For example, in 1972, ten new york feminists, took the issue of equality for women to the convention of the conservative movement's rabbinical assembly, presenting a document, “Call For Change” which demanded that women be accepted as witnesses before jewish law, be considered as bound to perform all mitzvot, be allowed full participation in religious observances, have equal rights in marriage and be allowed to initiate divorce, be counted in the minyan and be permitted to assume positions of leadership in the synagogue and within the jewish community.
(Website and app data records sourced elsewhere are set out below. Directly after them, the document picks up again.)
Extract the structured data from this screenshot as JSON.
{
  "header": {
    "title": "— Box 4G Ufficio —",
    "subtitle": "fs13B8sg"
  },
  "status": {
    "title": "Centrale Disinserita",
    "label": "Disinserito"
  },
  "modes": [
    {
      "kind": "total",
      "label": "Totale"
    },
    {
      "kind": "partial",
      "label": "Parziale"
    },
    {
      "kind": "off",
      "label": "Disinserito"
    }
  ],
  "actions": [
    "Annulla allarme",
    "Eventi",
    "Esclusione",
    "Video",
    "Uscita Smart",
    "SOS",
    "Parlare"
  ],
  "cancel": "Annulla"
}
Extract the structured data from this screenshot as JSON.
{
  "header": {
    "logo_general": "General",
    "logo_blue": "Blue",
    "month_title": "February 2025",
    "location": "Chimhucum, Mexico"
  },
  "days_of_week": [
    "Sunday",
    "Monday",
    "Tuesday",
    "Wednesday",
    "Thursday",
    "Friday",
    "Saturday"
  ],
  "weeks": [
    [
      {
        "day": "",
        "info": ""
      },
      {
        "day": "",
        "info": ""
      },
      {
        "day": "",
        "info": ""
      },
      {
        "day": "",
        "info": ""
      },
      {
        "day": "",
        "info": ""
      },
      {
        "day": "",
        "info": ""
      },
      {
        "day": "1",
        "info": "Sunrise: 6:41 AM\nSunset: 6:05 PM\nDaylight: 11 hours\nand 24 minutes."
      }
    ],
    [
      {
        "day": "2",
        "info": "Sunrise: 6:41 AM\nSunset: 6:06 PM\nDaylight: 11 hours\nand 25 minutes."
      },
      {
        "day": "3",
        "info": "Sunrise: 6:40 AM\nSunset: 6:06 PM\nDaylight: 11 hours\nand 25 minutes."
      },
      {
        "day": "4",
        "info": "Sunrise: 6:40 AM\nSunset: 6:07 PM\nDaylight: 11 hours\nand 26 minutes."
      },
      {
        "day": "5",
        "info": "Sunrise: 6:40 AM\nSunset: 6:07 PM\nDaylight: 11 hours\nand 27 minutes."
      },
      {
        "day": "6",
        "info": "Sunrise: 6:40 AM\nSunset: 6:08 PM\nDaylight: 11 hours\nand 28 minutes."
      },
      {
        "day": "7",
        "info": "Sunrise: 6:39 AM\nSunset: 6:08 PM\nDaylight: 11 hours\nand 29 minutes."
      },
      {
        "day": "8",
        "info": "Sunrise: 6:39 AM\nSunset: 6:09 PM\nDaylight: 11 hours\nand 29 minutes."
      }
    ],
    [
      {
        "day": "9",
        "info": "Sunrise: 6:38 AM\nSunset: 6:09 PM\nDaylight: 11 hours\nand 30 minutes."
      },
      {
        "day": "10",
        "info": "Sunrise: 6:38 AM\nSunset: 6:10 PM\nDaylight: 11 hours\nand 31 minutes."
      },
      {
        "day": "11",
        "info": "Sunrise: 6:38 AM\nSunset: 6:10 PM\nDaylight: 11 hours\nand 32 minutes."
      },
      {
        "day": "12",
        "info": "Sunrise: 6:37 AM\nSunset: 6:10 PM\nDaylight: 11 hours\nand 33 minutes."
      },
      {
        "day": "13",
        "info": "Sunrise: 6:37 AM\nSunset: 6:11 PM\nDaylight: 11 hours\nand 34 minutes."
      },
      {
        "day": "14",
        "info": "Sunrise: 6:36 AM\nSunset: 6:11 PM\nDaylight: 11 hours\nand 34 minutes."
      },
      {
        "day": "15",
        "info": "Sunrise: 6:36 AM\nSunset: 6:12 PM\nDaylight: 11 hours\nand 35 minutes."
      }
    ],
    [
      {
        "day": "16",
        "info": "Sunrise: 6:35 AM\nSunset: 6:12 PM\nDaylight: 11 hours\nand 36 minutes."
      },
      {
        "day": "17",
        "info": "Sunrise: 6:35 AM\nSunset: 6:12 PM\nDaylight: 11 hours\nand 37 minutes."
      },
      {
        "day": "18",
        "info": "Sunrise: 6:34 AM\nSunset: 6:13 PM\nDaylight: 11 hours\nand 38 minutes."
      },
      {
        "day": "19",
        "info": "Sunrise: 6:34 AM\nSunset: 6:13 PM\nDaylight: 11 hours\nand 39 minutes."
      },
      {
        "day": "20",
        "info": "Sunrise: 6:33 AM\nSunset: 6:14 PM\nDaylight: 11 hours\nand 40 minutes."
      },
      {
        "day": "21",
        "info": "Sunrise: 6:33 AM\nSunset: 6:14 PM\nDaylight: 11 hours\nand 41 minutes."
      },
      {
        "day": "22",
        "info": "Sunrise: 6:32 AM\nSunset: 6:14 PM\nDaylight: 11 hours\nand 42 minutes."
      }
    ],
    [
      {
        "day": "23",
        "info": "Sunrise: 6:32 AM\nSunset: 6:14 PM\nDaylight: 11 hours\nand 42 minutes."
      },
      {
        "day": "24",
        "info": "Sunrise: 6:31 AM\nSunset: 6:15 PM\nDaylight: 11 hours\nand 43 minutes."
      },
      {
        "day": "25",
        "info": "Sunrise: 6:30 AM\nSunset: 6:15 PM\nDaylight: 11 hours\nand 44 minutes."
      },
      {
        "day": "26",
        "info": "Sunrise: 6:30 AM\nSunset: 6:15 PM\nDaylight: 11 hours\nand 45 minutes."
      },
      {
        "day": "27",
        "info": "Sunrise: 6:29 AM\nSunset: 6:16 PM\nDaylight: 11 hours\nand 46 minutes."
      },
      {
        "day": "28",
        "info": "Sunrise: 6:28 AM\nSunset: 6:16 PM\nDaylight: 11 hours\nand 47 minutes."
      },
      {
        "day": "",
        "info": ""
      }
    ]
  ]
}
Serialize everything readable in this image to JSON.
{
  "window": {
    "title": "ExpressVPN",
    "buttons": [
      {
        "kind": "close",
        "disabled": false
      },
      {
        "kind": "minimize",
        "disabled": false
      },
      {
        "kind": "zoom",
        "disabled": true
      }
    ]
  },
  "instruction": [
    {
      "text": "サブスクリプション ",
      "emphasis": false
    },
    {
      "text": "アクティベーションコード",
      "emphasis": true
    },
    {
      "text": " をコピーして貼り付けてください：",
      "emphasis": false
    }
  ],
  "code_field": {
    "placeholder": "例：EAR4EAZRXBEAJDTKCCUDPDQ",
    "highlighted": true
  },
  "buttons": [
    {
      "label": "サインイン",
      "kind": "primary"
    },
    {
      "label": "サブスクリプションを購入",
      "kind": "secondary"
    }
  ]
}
In recent years, it has minimised legal and ritual differences between men and women and the Jewish Law committee has approved a number of decisions in relation to this topic. For example, women publicly reading the Torah. This therefore brought about an extreme change and improvement from the previous roles in which women played and assisted the other variants of judaism to continue or begin to develop their expression as this caused female followers of the Conservative variant to step up and fight for the coming along of the movement.

In response to the calls of its feminists, reform jews made significant changes to the development and expression of its branch of judaism. For example, Reform judaism has now incorporated the idea of the equality of men and women in their variant. Reform Judaism ignores traditional prohibitions on women's role in jewish life and hold that women may perform any ritual done by man EG. Being part of the minyan. This may have been as a result of the Conservative feminists introducing “Call for Change” as these feminists as well as all Jewish Feminists seem to have had a major influence in the expression of the current jewish tradition.

Furthermore, the orthodox jewish communities have found the impact of Jewish feminism to be a significant issue for their interpretation of the halakah and how their religion Is to be expressed. Orthodox feminism seeks to improve the position of women in jewish law, life and leadership. Orthodox feminism does not require precisely equal roles between men and women, nor does it seek to overthrow the religious tradition and substitute new sources and traditions, rather it accepts the possibility that somewhat different approaches may be appropriate for men and women.

It seeks support to improve women's halakhic status, new supplemental traditions, new prayers and customs etc. The jewish communities believe that women are altering the perceptions and interpretations of the Halakah and believe that women are interested in getting the same rights not for the spiritual reasoning but for the pure want to be equal and therefore feel the respect and high importance is being slowly forgotten.

They therefore believe the ultimate beliefs and importance is being gradually minimised and the rituals and interpretations are being changed for the worse. In conclusion, there are a vast number of impacts of jewish feminism on the development and expression of Judaism and and the various forms and variants of the Jewish religion. All of the above ideas, combine to conclude the positive and negative impacts of jewish feminism and the ways in which this is affecting the various forms.